Records contained in a dataset
══════

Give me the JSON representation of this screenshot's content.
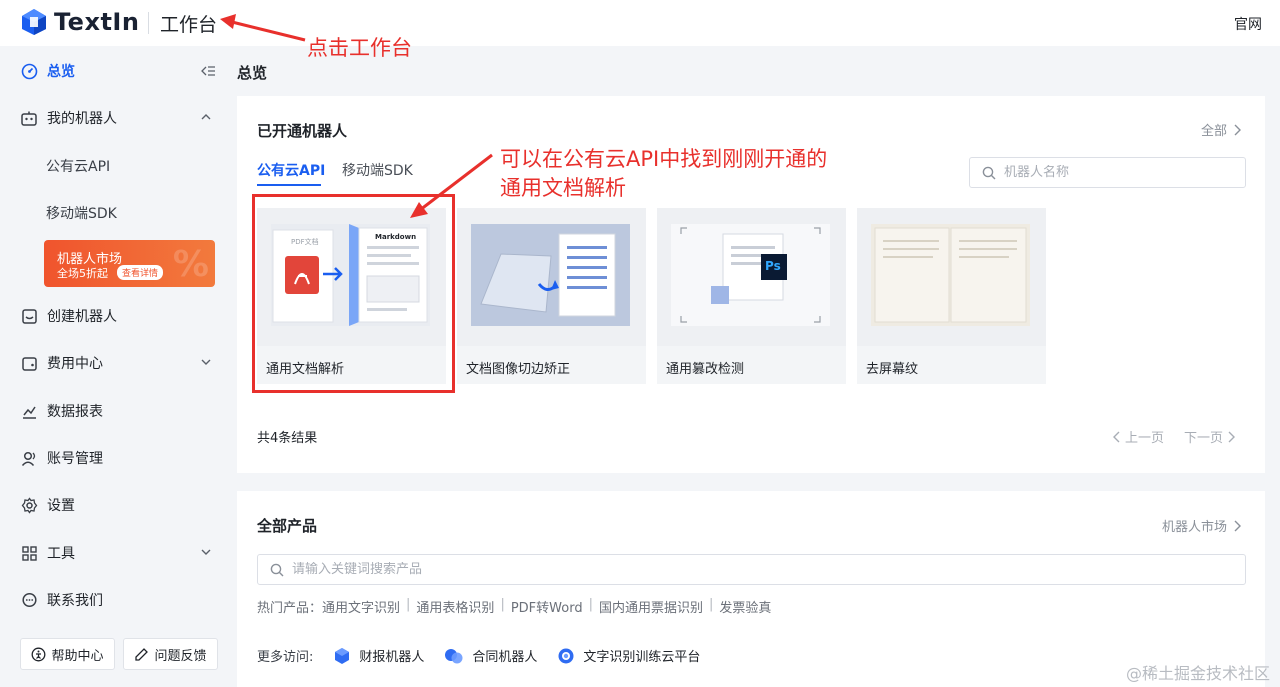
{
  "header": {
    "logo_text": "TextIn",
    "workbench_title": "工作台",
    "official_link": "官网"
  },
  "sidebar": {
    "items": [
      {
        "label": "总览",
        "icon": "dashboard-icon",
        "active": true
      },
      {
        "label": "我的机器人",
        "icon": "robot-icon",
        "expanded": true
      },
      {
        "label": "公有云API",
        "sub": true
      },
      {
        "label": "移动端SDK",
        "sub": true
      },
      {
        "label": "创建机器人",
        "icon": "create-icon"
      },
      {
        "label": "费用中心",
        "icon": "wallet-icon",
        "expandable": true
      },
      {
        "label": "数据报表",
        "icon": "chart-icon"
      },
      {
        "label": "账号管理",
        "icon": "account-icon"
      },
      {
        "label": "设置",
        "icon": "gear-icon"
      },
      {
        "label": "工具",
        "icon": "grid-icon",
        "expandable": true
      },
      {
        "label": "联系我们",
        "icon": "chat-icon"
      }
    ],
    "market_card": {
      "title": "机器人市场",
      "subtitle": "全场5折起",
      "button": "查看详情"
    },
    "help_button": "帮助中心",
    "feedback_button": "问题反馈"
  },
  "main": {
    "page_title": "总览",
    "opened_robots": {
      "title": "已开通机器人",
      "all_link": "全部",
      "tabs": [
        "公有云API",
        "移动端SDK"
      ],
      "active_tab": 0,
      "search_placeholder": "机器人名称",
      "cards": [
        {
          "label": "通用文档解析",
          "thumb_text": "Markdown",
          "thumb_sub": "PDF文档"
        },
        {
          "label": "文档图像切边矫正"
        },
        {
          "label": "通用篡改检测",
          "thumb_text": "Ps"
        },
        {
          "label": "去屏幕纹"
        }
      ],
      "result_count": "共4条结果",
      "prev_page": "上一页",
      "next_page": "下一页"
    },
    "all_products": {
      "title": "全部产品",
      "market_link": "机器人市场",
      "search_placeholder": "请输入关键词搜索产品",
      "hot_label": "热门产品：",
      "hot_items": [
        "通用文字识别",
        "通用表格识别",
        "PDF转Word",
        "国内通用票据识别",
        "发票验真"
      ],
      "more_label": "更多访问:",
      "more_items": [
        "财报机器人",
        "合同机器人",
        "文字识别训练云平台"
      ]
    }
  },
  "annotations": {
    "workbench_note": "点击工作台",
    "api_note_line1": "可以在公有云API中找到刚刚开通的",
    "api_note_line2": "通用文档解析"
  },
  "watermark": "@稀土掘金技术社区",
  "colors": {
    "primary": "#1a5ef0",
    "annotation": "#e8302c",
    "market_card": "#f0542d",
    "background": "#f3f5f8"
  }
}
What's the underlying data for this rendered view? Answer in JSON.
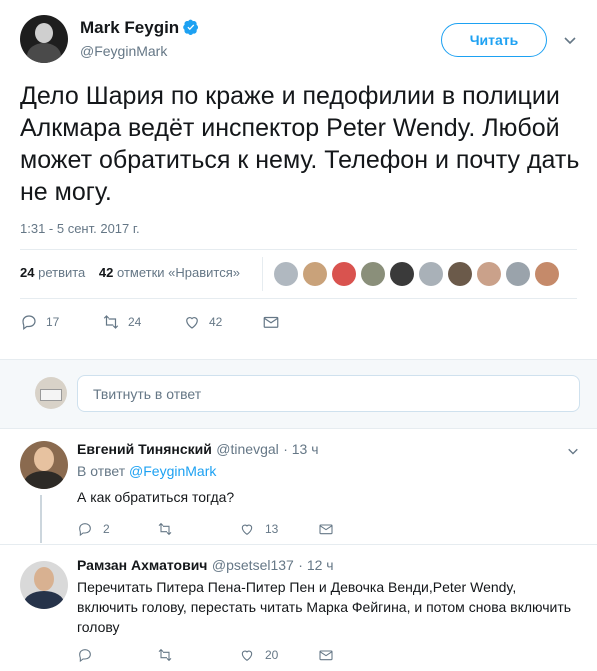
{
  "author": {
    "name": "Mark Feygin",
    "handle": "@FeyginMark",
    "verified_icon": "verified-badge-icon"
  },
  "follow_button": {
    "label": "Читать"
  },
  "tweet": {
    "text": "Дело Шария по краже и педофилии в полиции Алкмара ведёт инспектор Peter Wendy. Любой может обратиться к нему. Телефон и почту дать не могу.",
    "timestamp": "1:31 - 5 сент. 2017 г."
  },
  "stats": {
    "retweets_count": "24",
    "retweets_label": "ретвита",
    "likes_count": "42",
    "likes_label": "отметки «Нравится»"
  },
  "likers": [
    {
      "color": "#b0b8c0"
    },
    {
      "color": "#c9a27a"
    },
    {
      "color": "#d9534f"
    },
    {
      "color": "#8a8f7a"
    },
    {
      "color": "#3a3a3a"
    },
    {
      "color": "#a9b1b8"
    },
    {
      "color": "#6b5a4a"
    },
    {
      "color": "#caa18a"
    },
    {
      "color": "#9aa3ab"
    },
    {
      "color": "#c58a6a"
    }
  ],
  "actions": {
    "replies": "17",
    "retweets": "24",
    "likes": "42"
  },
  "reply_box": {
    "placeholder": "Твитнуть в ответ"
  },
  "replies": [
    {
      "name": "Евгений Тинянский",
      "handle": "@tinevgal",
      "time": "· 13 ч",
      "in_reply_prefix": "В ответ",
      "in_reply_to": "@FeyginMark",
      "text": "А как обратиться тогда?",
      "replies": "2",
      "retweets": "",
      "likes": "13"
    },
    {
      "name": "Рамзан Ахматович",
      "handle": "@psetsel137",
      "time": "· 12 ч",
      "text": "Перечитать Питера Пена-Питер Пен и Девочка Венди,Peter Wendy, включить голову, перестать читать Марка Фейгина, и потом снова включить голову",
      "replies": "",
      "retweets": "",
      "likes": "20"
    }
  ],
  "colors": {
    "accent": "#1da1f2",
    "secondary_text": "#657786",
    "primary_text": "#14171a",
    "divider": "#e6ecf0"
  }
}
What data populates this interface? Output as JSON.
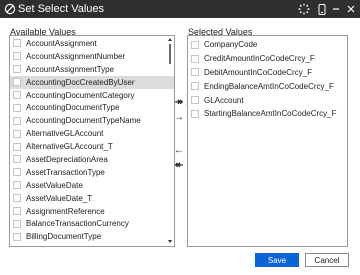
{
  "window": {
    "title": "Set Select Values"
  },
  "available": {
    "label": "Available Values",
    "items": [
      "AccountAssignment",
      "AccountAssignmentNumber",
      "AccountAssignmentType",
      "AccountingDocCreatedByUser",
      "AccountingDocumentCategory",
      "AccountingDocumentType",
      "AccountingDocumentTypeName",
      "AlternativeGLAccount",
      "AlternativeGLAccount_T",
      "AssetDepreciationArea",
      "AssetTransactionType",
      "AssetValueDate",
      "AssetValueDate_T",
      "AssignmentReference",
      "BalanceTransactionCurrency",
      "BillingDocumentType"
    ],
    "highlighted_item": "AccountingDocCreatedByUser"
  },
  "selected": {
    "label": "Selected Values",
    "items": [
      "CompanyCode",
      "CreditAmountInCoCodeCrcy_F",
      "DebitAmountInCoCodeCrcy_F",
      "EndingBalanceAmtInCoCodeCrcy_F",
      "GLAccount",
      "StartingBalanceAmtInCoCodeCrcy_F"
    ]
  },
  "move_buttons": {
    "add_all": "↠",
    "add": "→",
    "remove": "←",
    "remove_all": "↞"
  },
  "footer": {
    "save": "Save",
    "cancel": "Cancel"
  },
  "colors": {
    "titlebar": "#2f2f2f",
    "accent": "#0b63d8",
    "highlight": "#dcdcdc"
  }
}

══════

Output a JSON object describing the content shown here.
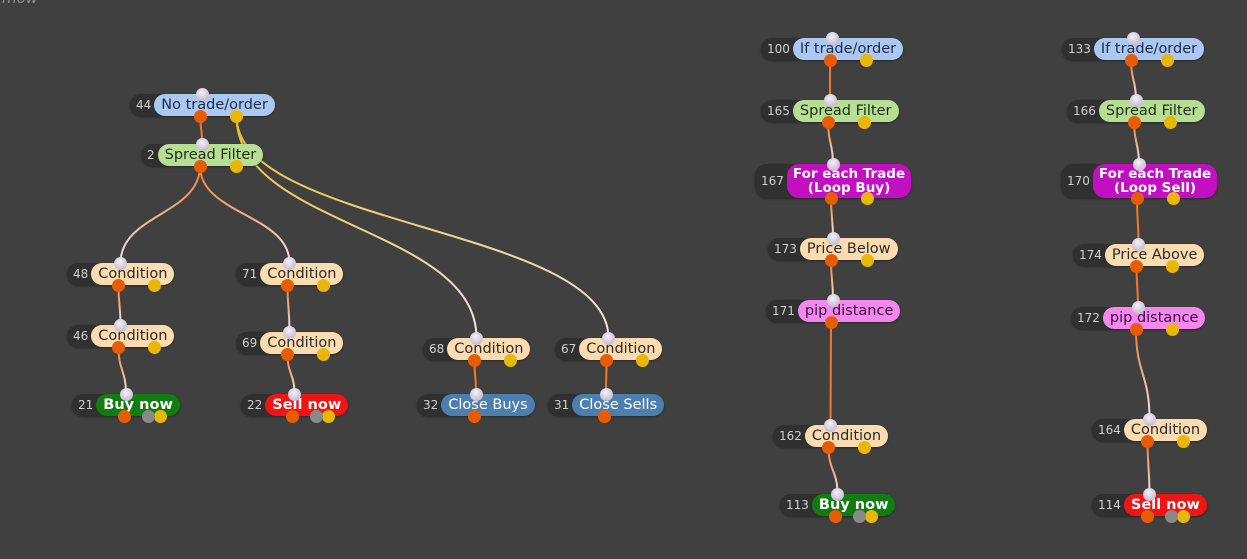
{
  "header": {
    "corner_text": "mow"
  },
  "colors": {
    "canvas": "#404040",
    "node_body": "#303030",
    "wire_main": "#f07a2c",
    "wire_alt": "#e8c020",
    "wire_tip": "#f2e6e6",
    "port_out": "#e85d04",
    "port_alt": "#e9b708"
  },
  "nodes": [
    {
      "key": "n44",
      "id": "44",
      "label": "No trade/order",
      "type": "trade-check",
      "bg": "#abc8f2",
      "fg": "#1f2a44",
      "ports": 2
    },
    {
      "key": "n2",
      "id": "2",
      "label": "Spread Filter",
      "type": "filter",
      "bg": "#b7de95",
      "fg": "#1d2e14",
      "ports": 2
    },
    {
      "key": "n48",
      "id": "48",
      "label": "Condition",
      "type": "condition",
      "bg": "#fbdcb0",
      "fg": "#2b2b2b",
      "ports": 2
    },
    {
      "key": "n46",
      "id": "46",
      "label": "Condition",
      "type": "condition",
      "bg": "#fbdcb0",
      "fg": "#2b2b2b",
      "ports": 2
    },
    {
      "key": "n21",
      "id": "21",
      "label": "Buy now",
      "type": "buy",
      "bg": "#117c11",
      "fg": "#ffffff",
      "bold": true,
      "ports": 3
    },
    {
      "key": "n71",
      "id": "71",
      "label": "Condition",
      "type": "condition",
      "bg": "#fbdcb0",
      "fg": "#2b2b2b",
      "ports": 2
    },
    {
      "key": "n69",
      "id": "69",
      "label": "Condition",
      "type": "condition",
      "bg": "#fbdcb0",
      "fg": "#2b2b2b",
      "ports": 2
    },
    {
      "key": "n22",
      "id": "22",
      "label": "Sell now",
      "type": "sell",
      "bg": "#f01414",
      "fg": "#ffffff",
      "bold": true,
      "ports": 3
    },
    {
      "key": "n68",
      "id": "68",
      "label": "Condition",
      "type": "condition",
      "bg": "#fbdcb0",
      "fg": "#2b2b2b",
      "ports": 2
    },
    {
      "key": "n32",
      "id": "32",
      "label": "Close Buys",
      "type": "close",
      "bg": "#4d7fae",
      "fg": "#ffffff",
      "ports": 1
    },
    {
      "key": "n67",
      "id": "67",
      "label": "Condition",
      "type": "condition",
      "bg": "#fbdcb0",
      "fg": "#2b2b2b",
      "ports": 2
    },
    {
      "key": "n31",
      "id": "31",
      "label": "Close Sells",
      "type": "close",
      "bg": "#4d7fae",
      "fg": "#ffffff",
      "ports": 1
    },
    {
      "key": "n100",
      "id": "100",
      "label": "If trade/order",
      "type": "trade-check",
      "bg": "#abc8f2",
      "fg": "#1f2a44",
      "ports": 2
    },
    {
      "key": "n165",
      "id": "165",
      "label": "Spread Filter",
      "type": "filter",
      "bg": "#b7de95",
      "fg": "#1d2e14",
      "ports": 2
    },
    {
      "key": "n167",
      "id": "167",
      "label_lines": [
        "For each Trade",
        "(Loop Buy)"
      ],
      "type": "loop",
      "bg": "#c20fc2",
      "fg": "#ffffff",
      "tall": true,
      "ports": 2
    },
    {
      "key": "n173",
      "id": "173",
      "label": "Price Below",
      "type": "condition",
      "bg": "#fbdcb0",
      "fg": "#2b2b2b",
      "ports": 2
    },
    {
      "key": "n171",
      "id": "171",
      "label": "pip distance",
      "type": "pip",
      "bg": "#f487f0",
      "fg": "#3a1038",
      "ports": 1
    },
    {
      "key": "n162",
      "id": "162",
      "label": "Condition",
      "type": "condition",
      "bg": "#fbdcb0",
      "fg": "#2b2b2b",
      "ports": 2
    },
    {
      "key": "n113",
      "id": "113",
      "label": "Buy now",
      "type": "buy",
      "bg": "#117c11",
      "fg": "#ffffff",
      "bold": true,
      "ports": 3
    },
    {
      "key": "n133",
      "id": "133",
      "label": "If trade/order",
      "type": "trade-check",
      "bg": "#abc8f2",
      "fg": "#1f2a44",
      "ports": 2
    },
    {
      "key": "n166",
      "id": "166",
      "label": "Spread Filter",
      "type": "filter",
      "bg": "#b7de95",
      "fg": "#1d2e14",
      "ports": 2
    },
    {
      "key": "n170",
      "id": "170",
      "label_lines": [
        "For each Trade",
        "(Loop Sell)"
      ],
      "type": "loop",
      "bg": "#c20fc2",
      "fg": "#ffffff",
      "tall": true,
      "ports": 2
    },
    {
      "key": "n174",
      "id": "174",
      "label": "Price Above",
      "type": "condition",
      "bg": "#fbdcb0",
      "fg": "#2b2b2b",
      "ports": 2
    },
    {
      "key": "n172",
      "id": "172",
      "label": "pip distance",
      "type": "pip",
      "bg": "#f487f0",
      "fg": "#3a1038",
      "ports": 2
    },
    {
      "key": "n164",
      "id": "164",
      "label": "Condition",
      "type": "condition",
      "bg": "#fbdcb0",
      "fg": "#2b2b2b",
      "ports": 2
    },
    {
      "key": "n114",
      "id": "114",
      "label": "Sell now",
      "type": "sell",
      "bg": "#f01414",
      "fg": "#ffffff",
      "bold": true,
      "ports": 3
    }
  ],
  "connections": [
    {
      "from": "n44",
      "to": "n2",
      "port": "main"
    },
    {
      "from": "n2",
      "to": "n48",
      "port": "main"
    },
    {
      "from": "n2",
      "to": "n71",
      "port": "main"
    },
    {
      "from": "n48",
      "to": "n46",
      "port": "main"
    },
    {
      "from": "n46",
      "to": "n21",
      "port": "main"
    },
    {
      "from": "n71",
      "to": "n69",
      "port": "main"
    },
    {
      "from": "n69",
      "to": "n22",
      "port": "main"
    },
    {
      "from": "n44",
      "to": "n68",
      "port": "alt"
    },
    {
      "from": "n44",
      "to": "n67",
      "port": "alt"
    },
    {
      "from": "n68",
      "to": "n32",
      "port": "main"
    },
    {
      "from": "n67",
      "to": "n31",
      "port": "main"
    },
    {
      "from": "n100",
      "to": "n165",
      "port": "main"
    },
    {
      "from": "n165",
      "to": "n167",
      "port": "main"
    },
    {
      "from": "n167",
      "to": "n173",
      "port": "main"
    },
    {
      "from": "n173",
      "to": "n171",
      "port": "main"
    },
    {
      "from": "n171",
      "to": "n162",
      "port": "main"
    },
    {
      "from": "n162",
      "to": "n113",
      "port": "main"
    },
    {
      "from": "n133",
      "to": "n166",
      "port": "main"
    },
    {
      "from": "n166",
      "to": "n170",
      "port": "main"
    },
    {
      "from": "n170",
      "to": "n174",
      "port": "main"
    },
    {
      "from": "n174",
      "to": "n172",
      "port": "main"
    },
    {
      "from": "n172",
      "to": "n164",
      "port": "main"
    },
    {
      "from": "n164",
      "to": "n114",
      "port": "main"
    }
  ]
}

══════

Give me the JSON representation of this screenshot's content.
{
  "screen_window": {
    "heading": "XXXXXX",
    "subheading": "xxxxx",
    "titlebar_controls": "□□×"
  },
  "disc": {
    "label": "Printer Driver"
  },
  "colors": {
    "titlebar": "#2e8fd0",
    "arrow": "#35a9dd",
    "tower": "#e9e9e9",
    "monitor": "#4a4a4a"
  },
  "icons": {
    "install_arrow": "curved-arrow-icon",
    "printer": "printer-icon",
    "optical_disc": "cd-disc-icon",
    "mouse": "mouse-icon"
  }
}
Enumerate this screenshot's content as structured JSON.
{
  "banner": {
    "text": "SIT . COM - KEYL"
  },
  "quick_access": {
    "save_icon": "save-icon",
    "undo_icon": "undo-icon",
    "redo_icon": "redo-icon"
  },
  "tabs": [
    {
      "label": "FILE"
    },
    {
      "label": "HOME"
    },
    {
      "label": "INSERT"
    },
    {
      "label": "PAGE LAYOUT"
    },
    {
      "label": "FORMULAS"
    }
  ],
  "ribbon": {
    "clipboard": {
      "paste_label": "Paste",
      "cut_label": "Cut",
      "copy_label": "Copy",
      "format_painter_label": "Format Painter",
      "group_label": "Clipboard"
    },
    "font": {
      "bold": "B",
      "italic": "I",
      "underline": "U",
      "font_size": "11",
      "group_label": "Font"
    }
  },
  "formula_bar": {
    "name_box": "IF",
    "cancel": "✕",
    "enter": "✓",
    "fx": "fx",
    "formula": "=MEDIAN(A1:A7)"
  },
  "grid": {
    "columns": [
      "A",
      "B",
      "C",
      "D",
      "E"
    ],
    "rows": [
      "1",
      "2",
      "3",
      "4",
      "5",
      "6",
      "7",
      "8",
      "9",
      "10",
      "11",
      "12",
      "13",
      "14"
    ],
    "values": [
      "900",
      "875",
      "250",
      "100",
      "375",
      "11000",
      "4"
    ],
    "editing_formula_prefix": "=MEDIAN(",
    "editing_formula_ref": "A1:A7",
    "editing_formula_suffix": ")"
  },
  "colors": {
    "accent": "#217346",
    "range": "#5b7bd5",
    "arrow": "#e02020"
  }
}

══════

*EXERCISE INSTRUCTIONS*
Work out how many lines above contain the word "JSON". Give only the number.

*RESPONSE TO THE EXERCISE*
6